● Records provided

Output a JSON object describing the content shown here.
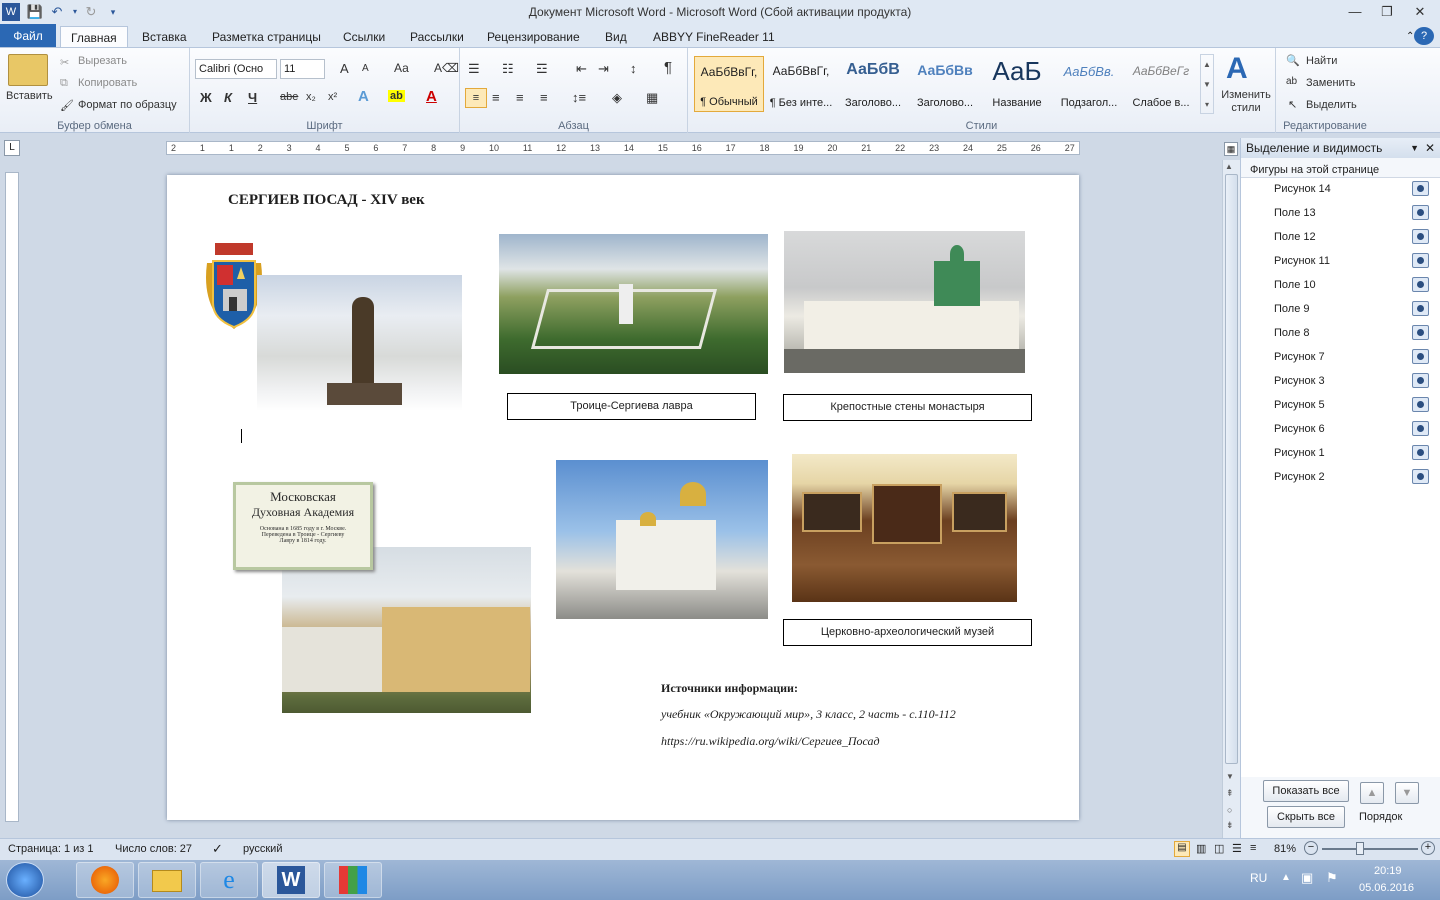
{
  "window": {
    "title": "Документ Microsoft Word  -  Microsoft Word (Сбой активации продукта)",
    "controls": {
      "minimize": "—",
      "restore": "❐",
      "close": "✕"
    }
  },
  "tabs": [
    "Файл",
    "Главная",
    "Вставка",
    "Разметка страницы",
    "Ссылки",
    "Рассылки",
    "Рецензирование",
    "Вид",
    "ABBYY FineReader 11"
  ],
  "ribbon": {
    "clipboard": {
      "label": "Буфер обмена",
      "paste": "Вставить",
      "cut": "Вырезать",
      "copy": "Копировать",
      "format_painter": "Формат по образцу"
    },
    "font": {
      "label": "Шрифт",
      "font_name": "Calibri (Осно",
      "font_size": "11",
      "bold": "Ж",
      "italic": "К",
      "underline": "Ч",
      "strike": "abe",
      "sub": "x₂",
      "sup": "x²",
      "grow": "A",
      "shrink": "A",
      "case": "Аа"
    },
    "paragraph": {
      "label": "Абзац",
      "pilcrow": "¶"
    },
    "styles": {
      "label": "Стили",
      "items": [
        {
          "sample": "АаБбВвГг,",
          "name": "¶ Обычный"
        },
        {
          "sample": "АаБбВвГг,",
          "name": "¶ Без инте..."
        },
        {
          "sample": "АаБбВ",
          "name": "Заголово..."
        },
        {
          "sample": "АаБбВв",
          "name": "Заголово..."
        },
        {
          "sample": "АаБ",
          "name": "Название"
        },
        {
          "sample": "АаБбВв.",
          "name": "Подзагол..."
        },
        {
          "sample": "АаБбВеГг",
          "name": "Слабое в..."
        }
      ],
      "change_styles": "Изменить стили"
    },
    "editing": {
      "label": "Редактирование",
      "find": "Найти",
      "replace": "Заменить",
      "select": "Выделить"
    }
  },
  "ruler": {
    "ticks": [
      "2",
      "1",
      "1",
      "2",
      "3",
      "4",
      "5",
      "6",
      "7",
      "8",
      "9",
      "10",
      "11",
      "12",
      "13",
      "14",
      "15",
      "16",
      "17",
      "18",
      "19",
      "20",
      "21",
      "22",
      "23",
      "24",
      "25",
      "26",
      "27"
    ]
  },
  "document": {
    "heading": "СЕРГИЕВ  ПОСАД  - XIV век",
    "captions": [
      "Троице-Сергиева лавра",
      "Крепостные стены монастыря",
      "Церковно-археологический музей"
    ],
    "plaque_text": [
      "Московская",
      "Духовная Академия",
      "Основана в 1685 году в г. Москве.",
      "Переведена в Троице - Сергиеву",
      "Лавру в 1814 году."
    ],
    "sources_title": "Источники информации:",
    "sources": [
      "учебник «Окружающий мир», 3 класс, 2 часть - с.110-112",
      "https://ru.wikipedia.org/wiki/Сергиев_Посад"
    ]
  },
  "selection_pane": {
    "title": "Выделение и видимость",
    "subtitle": "Фигуры на этой странице",
    "shapes": [
      "Рисунок 14",
      "Поле 13",
      "Поле 12",
      "Рисунок 11",
      "Поле 10",
      "Поле 9",
      "Поле 8",
      "Рисунок 7",
      "Рисунок 3",
      "Рисунок 5",
      "Рисунок 6",
      "Рисунок 1",
      "Рисунок 2"
    ],
    "show_all": "Показать все",
    "hide_all": "Скрыть все",
    "order": "Порядок"
  },
  "status": {
    "page": "Страница: 1 из 1",
    "words": "Число слов: 27",
    "language": "русский",
    "zoom": "81%"
  },
  "taskbar": {
    "lang": "RU",
    "time": "20:19",
    "date": "05.06.2016"
  }
}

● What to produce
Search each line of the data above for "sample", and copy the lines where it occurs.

● Solution for this problem
          "sample": "АаБбВвГг,",
          "sample": "АаБбВвГг,",
          "sample": "АаБбВ",
          "sample": "АаБбВв",
          "sample": "АаБ",
          "sample": "АаБбВв.",
          "sample": "АаБбВеГг",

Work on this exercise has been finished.